Dabrafenib is a good example of how the right capsule selection can impact the drug application. Dabrafenib is an oral drug for the treatment of melanoma with a recommended dose of initially 150 mg twice daily and subsequent reduction to 100 mg, 75 mg, and 50 mg twice daily.
To adequately address this dosing requirement, two dose strengths, 75 mg and 50 mg, have been developed4. Dabrafenib has an aqueous solubility of 81 µg/ml at pH 1.2 and < 5 µg/ml from pH 2.0 onwards.
It was found that in the presence of the HPMC from the capsules, which is about 20 percent of the formulation, a supersaturated solution was formed through its crystallization inhibiting effect translating in a two-fold increase of the oral bioavailability5.
The product is marketed using a simple formulation composed of a diluent (microcystalline cellulose/MCC) and a lubricant/glidant system (Mg-stearate, silicon dioxide), and a two-step manufacturing process (blending, capsule filling).
Modern pharmaceutical drug development and manufacturing increasingly demand excipients with functional characteristics to enhance the product performance and increase the manufacturing efficiency. Capsules have evolved from the orally administered gelatin capsule to a portfolio of capsules with different physicochemical characteristics and application designs.
Using polymer science and innovative manufacturing technologies, a variety of performance characteristics can be adapted to achieve the desired performance of the finished drug.
1 ICH, (2009, August), ICH Harmonised Tripartite Guideline Pharmaceutical Development Q8 (R2). Retrieved from https://www.ich.org/fileadmin/Public_Web_Site/ICH_Products/Guidelines/Quality/Q8_R1/Step4/Q8_R2_Guideline.pdf
2 Stegemann, S., et al (2007, May 21), When poor solubility becomes an issue: from early stage to proof of concept, Eur J Pharm Sci, 31, 249 – 261.
3 Xu, S., Dai, W.G., (2013, May 2013), Drug precipitation inhibitors in supersaturable formulations Drug precipitation inhibitors in supersaturable formulations, Int J Pharm, 453 (1), 36-43.
4 Food and Drug Administration (2014, January), TAFINLAR (dabrafenib) capsules label. Retrieved from https://www.accessdata.fda.gov/drugsatfda_docs/label/2014/202806s002lbl.pdf
5 Ouellet, D., et al (2013, April 22), Effects of particle size, food, and capsule shell composition on the oral bioavailability of dabrafenib, a BRAF inhibitor, in patients with BRAF mutation‐positive tumors.
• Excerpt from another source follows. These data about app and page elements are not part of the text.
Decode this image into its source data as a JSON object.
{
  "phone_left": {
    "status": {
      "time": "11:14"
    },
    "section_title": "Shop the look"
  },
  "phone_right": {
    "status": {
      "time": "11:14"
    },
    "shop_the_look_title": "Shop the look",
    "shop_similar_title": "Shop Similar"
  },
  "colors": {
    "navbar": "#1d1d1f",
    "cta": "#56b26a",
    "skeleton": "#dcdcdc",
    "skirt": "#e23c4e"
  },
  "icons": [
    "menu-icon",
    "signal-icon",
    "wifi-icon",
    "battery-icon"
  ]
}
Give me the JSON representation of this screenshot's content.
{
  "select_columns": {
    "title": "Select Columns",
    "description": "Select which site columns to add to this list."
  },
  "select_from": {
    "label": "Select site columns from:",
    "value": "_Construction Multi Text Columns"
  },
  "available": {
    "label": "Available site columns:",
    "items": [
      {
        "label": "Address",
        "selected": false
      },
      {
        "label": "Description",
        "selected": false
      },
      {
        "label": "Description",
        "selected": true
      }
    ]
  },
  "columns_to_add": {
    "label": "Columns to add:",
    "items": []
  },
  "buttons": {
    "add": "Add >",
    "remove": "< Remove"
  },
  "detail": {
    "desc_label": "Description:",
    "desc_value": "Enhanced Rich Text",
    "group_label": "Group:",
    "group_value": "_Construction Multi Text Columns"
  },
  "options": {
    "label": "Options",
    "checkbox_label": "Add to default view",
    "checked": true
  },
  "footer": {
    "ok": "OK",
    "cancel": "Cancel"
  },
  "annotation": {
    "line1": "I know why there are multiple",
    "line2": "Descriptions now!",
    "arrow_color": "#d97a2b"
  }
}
Int J Pharm Sci 102(9):3100-3109.
About the Authors
At Lonza Pharma & Biotech, Sven Stegemann, Ph.D. is Director of Pharmaceutical Business Development; Ljiljana Palangetic, Ph.D. and Tom Huysmans serve as Managers of R&D Projects; and Stef Vanquickenborne is Senior Director of R&D Engineering.
This story can also be found in the September/October 2018 issue of Pharmaceutical Processing.